The Cello Concerto No. 1 in C major, Hob. VIIb/1, by Joseph Haydn was composed around 1761-65 for longtime friend Joseph Franz Weigl, then the principal cellist of Prince Nicolaus's Esterházy Orchestra.
The work was presumed lost until 1961, when musicologist Old?ich Pulkert discovered a copy of the score at the Prague National Museum. Though some doubts have been raised about the authenticity of the work, most experts believe that Haydn did compose this concerto.
Although the full work was discovered in 1961, Haydn had written the beginning of the principal theme of the first movement in his draft catalogue of 1765. This early work, contemporaneous with symphonies 6, 7 and 8 and predating his D major cello concerto by around twenty years, already shows Haydn as a master of instrumental writing. The solo cello part is thoroughly idiomatic. The concerto reflects the ritornello form of the baroque concerto as well as the emerging structure of the sonata-allegro form. As in the baroque concerto grosso, the accompanying ensemble is small: strings, two oboes, and two horns. It is possible that Weigl was the only cellist in the Esterházy Orchestra when Haydn composed the concerto, since there is only one cello line in the score, marked alternately "solo" and "tutti." There is also, however, a basso continuo line, that might have been played by another cellist, or by Haydn himself on the harpsichord, or by a string bass player.

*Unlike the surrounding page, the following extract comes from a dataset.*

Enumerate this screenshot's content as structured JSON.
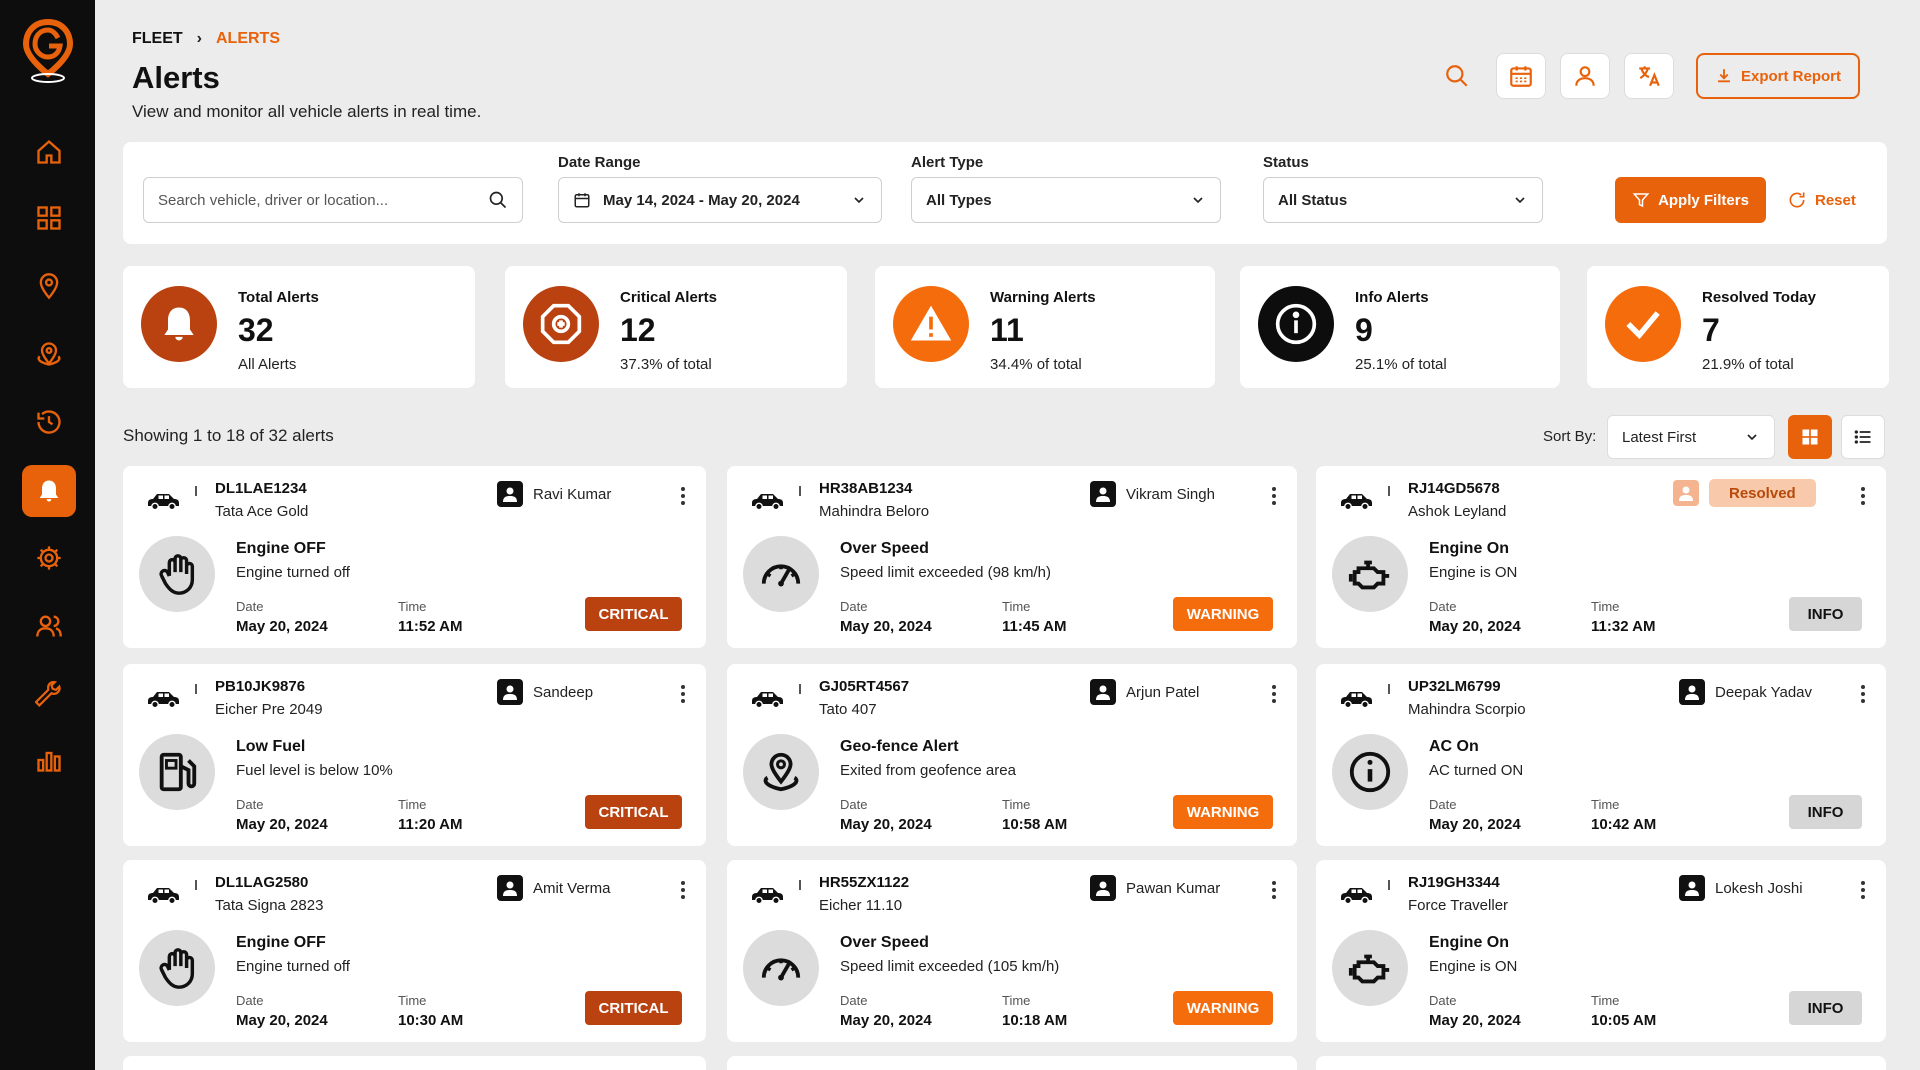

All three movements of this work are written in sonata form, unlike the second concerto, where rondo form is used in the second and third movements. This concerto is more related to Haydn's violin concerti than its follower, holding very close resemblance to the Violin Concerto no. 3 in A major, such as the first movement's etched rhythms, and flowing second themes, a peaceful slow movement, and a brisk finale. Both concerti were composed in the same period of time.

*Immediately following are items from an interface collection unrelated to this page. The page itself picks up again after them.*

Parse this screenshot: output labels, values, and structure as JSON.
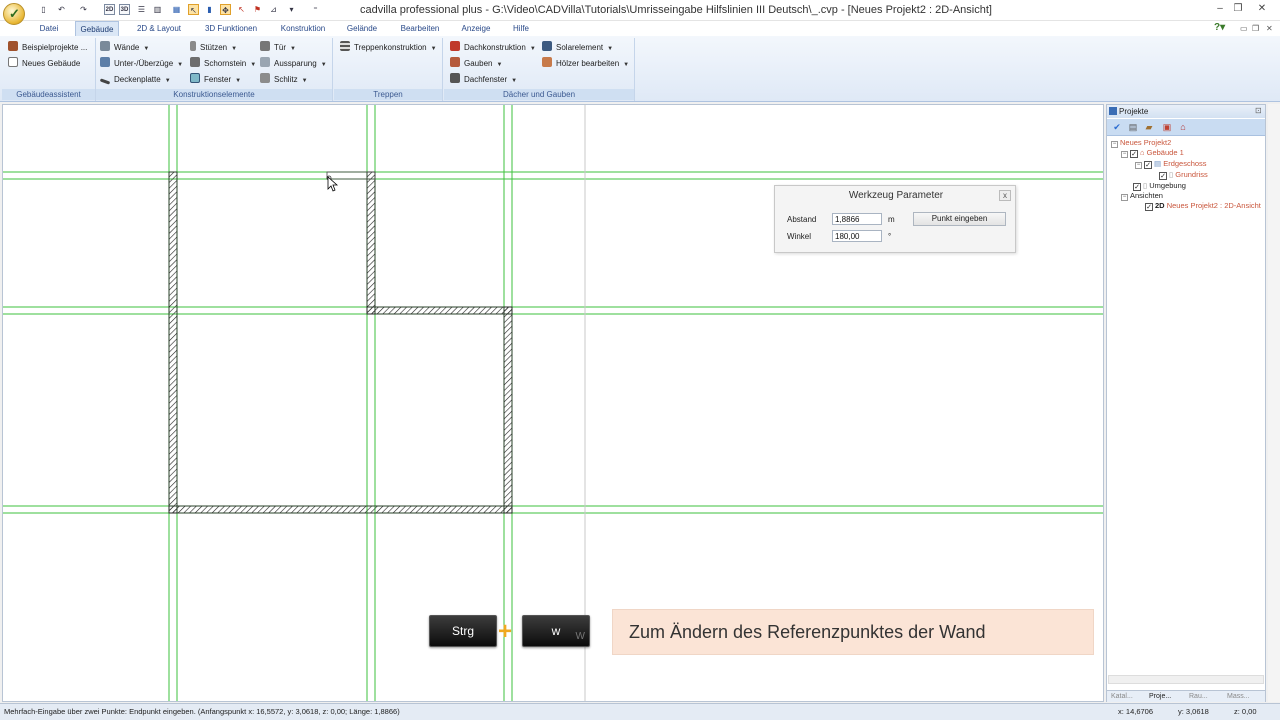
{
  "window": {
    "title": "cadvilla professional plus - G:\\Video\\CADVilla\\Tutorials\\Umrisseingabe Hilfslinien III Deutsch\\_.cvp - [Neues Projekt2 : 2D-Ansicht]",
    "quick_access": [
      "2D",
      "3D"
    ]
  },
  "tabs": [
    "Datei",
    "Gebäude",
    "2D & Layout",
    "3D Funktionen",
    "Konstruktion",
    "Gelände",
    "Bearbeiten",
    "Anzeige",
    "Hilfe"
  ],
  "ribbon": {
    "groups": {
      "gebaeudeassistent": "Gebäudeassistent",
      "konstruktionselemente": "Konstruktionselemente",
      "treppen": "Treppen",
      "daecher": "Dächer und Gauben"
    },
    "beispielprojekte": "Beispielprojekte ...",
    "neues_gebaeude": "Neues Gebäude",
    "waende": "Wände",
    "unterzuege": "Unter-/Überzüge",
    "deckenplatte": "Deckenplatte",
    "stuetzen": "Stützen",
    "schornstein": "Schornstein",
    "fenster": "Fenster",
    "tuer": "Tür",
    "aussparung": "Aussparung",
    "schlitz": "Schlitz",
    "treppenkonstruktion": "Treppenkonstruktion",
    "dachkonstruktion": "Dachkonstruktion",
    "gauben": "Gauben",
    "dachfenster": "Dachfenster",
    "solarelement": "Solarelement",
    "hoelzer": "Hölzer bearbeiten"
  },
  "params": {
    "title": "Werkzeug Parameter",
    "close": "x",
    "abstand_label": "Abstand",
    "abstand_value": "1,8866",
    "abstand_unit": "m",
    "winkel_label": "Winkel",
    "winkel_value": "180,00",
    "winkel_unit": "°",
    "button": "Punkt eingeben"
  },
  "overlay": {
    "key1": "Strg",
    "plus": "+",
    "key2": "w",
    "key2_small": "W",
    "hint": "Zum Ändern des Referenzpunktes der Wand"
  },
  "projects": {
    "title": "Projekte",
    "tree": {
      "project": "Neues Projekt2",
      "gebaeude": "Gebäude 1",
      "erdgeschoss": "Erdgeschoss",
      "grundriss": "Grundriss",
      "umgebung": "Umgebung",
      "ansichten": "Ansichten",
      "view_tag": "2D",
      "view": "Neues Projekt2 : 2D-Ansicht"
    },
    "tabs": [
      "Katal...",
      "Proje...",
      "Rau...",
      "Mass..."
    ]
  },
  "status": {
    "message": "Mehrfach-Eingabe über zwei Punkte: Endpunkt eingeben. (Anfangspunkt x: 16,5572, y: 3,0618, z: 0,00;  Länge: 1,8866)",
    "x": "x: 14,6706",
    "y": "y: 3,0618",
    "z": "z: 0,00"
  }
}
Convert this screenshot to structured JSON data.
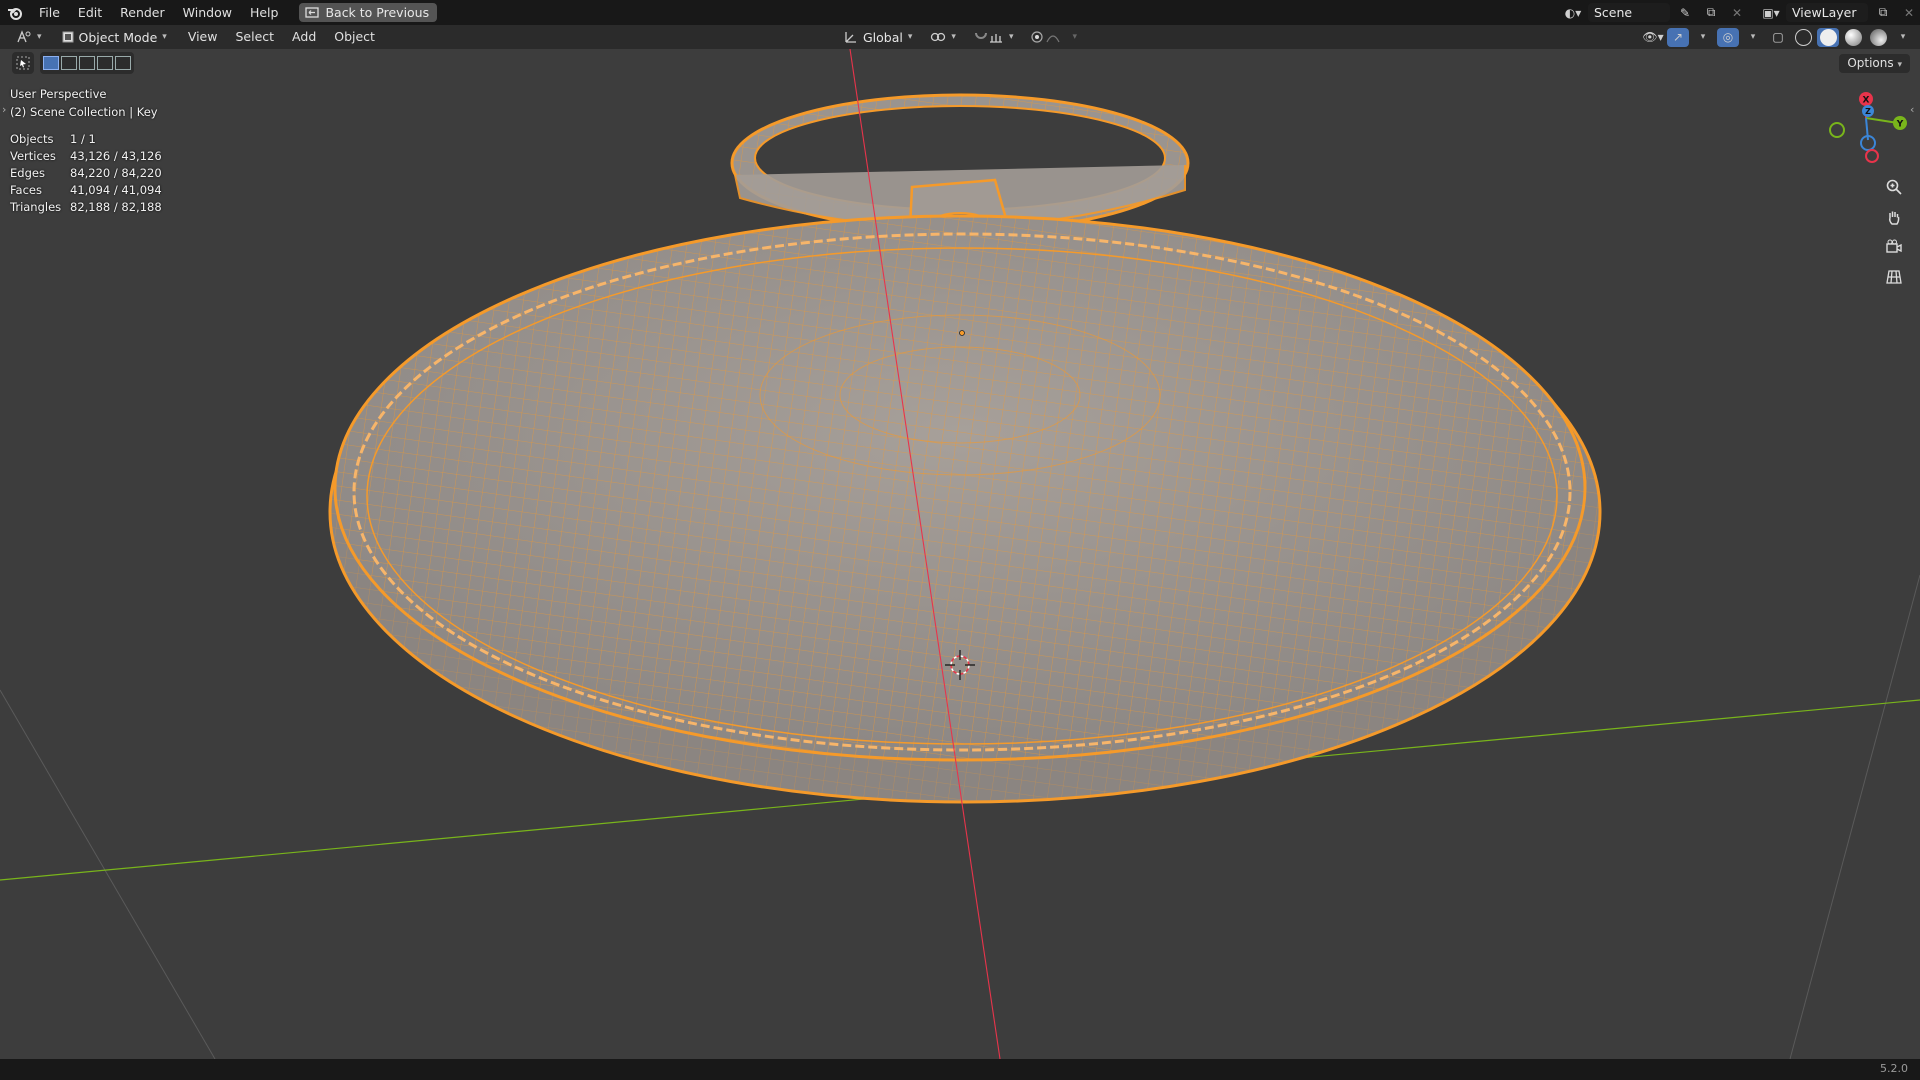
{
  "topbar": {
    "menus": [
      "File",
      "Edit",
      "Render",
      "Window",
      "Help"
    ],
    "back_label": "Back to Previous",
    "scene_name": "Scene",
    "view_layer": "ViewLayer"
  },
  "header": {
    "mode": "Object Mode",
    "menus": [
      "View",
      "Select",
      "Add",
      "Object"
    ],
    "transform_orientation": "Global",
    "options_label": "Options"
  },
  "overlay": {
    "perspective": "User Perspective",
    "collection": "(2) Scene Collection | Key",
    "stats": [
      {
        "label": "Objects",
        "value": "1 / 1"
      },
      {
        "label": "Vertices",
        "value": "43,126 / 43,126"
      },
      {
        "label": "Edges",
        "value": "84,220 / 84,220"
      },
      {
        "label": "Faces",
        "value": "41,094 / 41,094"
      },
      {
        "label": "Triangles",
        "value": "82,188 / 82,188"
      }
    ]
  },
  "gizmo": {
    "x": "X",
    "y": "Y",
    "z": "Z"
  },
  "icons": [
    "blender-logo-icon",
    "screen-icon",
    "editor-type-icon",
    "object-mode-icon",
    "transform-orientation-icon",
    "pivot-icon",
    "snap-icon",
    "proportional-icon",
    "visibility-icon",
    "gizmo-icon",
    "overlay-icon",
    "xray-icon",
    "wireframe-shading-icon",
    "solid-shading-icon",
    "material-shading-icon",
    "rendered-shading-icon",
    "zoom-icon",
    "hand-pan-icon",
    "camera-icon",
    "ortho-grid-icon",
    "select-tool-icon",
    "3d-cursor-icon"
  ],
  "colors": {
    "accent": "#4772b3",
    "selection": "#f59a2a",
    "x_axis": "#e8344b",
    "y_axis": "#79b51b",
    "z_axis": "#3b86d8"
  },
  "statusbar": {
    "version": "5.2.0"
  }
}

After the orchestral exposition of the first movement, the solo instrument plays the opening theme with full chords that use all four strings. Virtuosity is developed further in the use of rapidly repeating notes, the very high range, and quick contrasts of register. This movement is dominated by a single theme, although the theme itself includes several motives that Haydn develops separately. Near the end, a cadenza is played.
In the slow movement (scored without winds), the cello enters dramatically on a long note, played while the orchestral strings relaunch the opening theme. Two measures later the cello goes on to imitate this melody. Haydn was fond of this gesture: several times in the movement the cello enters on a sustained pitch. This movement, like the first, calls for a cadenza toward the end.
The finale also has the cello enter on a long note, after an extended orchestral introduction. This spirited finale, written in sonata allegro form, represented another chance for Haydn to show what he could do in spinning out a single theme into a series of short motives and a large variety of rapidly changing moods. The virtuosity of the solo instrument is exploited in this movement, especially in passages where the cello alternates rapidly from low to high, so that it seems to be two instruments playing in counterpoint. Haydn uses the sustained-note entrance several times, the final one on a very high, penetrating G.
Haydn's C Major Cello Concerto has become a staple of the cello repertoire, after its 20th century premiere by Milo? Sádlo and the Czechoslovak Radio Symphony Orchestra, conducted by Sir Charles Mackerras, on 19 May 1962. Many famous artists, including Jacqueline du Pré, Yo-Yo Ma, Julian Lloyd Webber, Pierre Fournier, Truls Mørk, Mstislav Rostropovich, Pieter Wispelwey, Heinrich Schiff, Lynn Harrell, Christine Walevska, Sol Gabetta, Maximilian Hornung, Mischa Maisky, Steven Isserlis, and Sergei Istomin have recorded it.
The only record of the work is its appearance in Haydn's own thematic catalogue of compositions, compiled in 1765 to prove to Prince Nikolaus Esterházy that he was working diligently.